and Cameroon. The Latin species
name is derived from a city in the
The common name is certainly
derived from the fact that the wood
does indeed have stripes that look
like a zebra. Because of this striking
effect, the wood is expensive and so
is usually produced as veneer rather
than lumber. Uses include decorative
veneer banding and inlays for furniture and flooring. (In the 18th and
19th centuries, zebrawood referred to a
different striped species of wood from
the countries we now call Nicaragua
The tree itself can reach heights
of 150 feet and 4 feet in diameter, but
more typically is only 50 feet high and
several feet in diameter. The bark is
often 6 to 12 inches thick! The tree is
in the legume family so has long pods
Legume trees are important for
nitrogen fixation activities in the tropical soils that are continually leached by
high rainfall and have little natural nitrogen. Heavy harvesting has resulted
in listing this species as “threatened.” A
few plantations exist in Africa. ;
Striking figure gives wood its name.
; Want more? For more on this and other species, search the Wood Explorer collection at
by Gene Wengert
firstname.lastname@example.org WOOD EXPLORER
Density. This wood is tends to be
slightly heavier than hickory (although the
sample shown here is not that heavy).
The reported weight at 8 percent MC is
nearly 60 pounds per cubic foot, which
means that a board foot at 8 percent MC
will weigh about 5 pounds.
Drying. The wood is always quartersawn to highlight the striping. This means
that checking is not a problem, but the
wood will dry slowly.
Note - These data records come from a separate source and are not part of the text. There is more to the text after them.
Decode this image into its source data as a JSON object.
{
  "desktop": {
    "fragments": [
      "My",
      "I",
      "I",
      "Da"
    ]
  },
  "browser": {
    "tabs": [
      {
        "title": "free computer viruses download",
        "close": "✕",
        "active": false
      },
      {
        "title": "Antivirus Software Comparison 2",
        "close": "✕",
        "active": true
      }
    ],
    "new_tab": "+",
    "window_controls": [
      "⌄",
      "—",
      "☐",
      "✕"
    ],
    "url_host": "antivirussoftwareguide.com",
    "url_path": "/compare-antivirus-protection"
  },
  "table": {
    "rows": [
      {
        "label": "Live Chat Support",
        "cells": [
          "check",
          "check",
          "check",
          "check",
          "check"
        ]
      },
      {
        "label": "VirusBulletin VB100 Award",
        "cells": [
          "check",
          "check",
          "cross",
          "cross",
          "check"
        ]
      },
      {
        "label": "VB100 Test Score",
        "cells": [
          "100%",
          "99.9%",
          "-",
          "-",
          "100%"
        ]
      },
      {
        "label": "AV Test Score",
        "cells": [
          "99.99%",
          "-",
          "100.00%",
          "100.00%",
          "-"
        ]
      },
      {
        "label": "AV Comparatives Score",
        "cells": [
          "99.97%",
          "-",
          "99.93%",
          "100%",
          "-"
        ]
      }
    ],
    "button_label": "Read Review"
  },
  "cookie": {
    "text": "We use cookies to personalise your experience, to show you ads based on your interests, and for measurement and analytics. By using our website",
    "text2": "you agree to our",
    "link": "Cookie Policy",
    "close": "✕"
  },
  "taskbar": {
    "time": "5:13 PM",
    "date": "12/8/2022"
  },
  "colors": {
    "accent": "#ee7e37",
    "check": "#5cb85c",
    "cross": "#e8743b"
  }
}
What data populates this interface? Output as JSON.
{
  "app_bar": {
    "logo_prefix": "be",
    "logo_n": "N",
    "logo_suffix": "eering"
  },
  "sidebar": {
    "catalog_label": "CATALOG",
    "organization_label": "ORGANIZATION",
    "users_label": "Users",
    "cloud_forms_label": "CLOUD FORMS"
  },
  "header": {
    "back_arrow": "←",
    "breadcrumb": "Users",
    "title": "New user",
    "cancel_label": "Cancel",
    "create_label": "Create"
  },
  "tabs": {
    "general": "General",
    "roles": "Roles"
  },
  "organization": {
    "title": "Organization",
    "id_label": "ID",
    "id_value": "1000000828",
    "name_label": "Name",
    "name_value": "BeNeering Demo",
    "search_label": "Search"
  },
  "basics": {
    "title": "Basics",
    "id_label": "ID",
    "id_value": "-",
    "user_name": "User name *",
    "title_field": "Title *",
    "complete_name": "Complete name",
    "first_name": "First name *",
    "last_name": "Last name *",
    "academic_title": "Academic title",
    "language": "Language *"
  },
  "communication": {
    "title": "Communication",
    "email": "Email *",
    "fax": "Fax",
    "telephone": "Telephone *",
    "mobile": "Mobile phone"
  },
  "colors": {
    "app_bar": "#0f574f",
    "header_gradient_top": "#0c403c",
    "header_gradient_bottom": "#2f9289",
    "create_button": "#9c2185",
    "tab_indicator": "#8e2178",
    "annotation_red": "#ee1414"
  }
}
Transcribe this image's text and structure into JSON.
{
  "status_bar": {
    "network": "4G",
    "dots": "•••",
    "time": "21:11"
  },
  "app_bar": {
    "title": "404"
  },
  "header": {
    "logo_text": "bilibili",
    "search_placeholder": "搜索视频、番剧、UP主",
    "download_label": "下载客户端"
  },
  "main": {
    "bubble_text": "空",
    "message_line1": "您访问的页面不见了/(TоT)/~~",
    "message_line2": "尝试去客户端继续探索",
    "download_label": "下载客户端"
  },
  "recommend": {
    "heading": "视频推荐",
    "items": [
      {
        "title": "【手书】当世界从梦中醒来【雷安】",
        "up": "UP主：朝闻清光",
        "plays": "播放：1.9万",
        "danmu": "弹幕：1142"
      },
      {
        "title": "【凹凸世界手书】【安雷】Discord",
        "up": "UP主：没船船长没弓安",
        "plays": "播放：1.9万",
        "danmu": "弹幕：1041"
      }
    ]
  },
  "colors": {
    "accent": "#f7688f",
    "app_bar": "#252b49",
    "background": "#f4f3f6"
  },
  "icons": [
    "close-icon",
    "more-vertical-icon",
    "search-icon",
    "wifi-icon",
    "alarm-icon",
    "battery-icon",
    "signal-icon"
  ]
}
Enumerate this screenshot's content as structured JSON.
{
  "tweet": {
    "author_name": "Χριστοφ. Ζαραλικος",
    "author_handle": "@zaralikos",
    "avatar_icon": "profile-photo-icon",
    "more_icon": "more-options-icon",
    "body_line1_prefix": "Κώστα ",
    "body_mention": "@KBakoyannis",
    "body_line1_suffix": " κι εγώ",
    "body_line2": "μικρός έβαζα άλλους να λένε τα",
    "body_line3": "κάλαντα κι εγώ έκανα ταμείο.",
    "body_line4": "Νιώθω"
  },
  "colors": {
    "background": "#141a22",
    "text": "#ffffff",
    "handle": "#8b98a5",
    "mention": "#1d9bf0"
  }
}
Some pieces are
prone to warping. This can cause buckling in veneer. Shrinkage in drying can be
rather large, with tangential shrinkage (the
width of a flatsawn piece of lumber) to 6
percent MC being over 9 percent. Radial
shrinkage (the width of a quartersawn
piece of lumber) is 5. 4 percent.
Gluing and Machining. Because
of the coarseness of the grain, the wood
does glue well. Machining, as with all
dense species, requires very sharp knives.
Interlocked grain means that smooth knife
finishes are hard to obtain, as part of
the surface is always machined “against
the grain.” Sanding is good, although
sandpaper needs to be fresh (that is, the
particles must be sharp). The wood does
polish well when rubbed.
Stability. This wood, in spite of high
shrinkage when drying, is almost always
quartersawn, which means that it is fairly
stable, once dry. Shrinkage in width is 1
percent for a 4 percent MC change; this
is the same as the flatsawn movement for
most North American hardwoods.
Strength. The ultimate strength (MOR)
is 22,800 psi; the bendability (MOE) is
2. 3 million psi. This is 50 percent stronger
than red oak and 25 percent stiffer.
Color and Grain. The wood color
is a pinkish brown with darker brown to
black stripes. The grain is course and
interlocked. Sanding with finer grits and
then waxing the surface provides a great
deal of luster and allows the stripped
grain to show very well.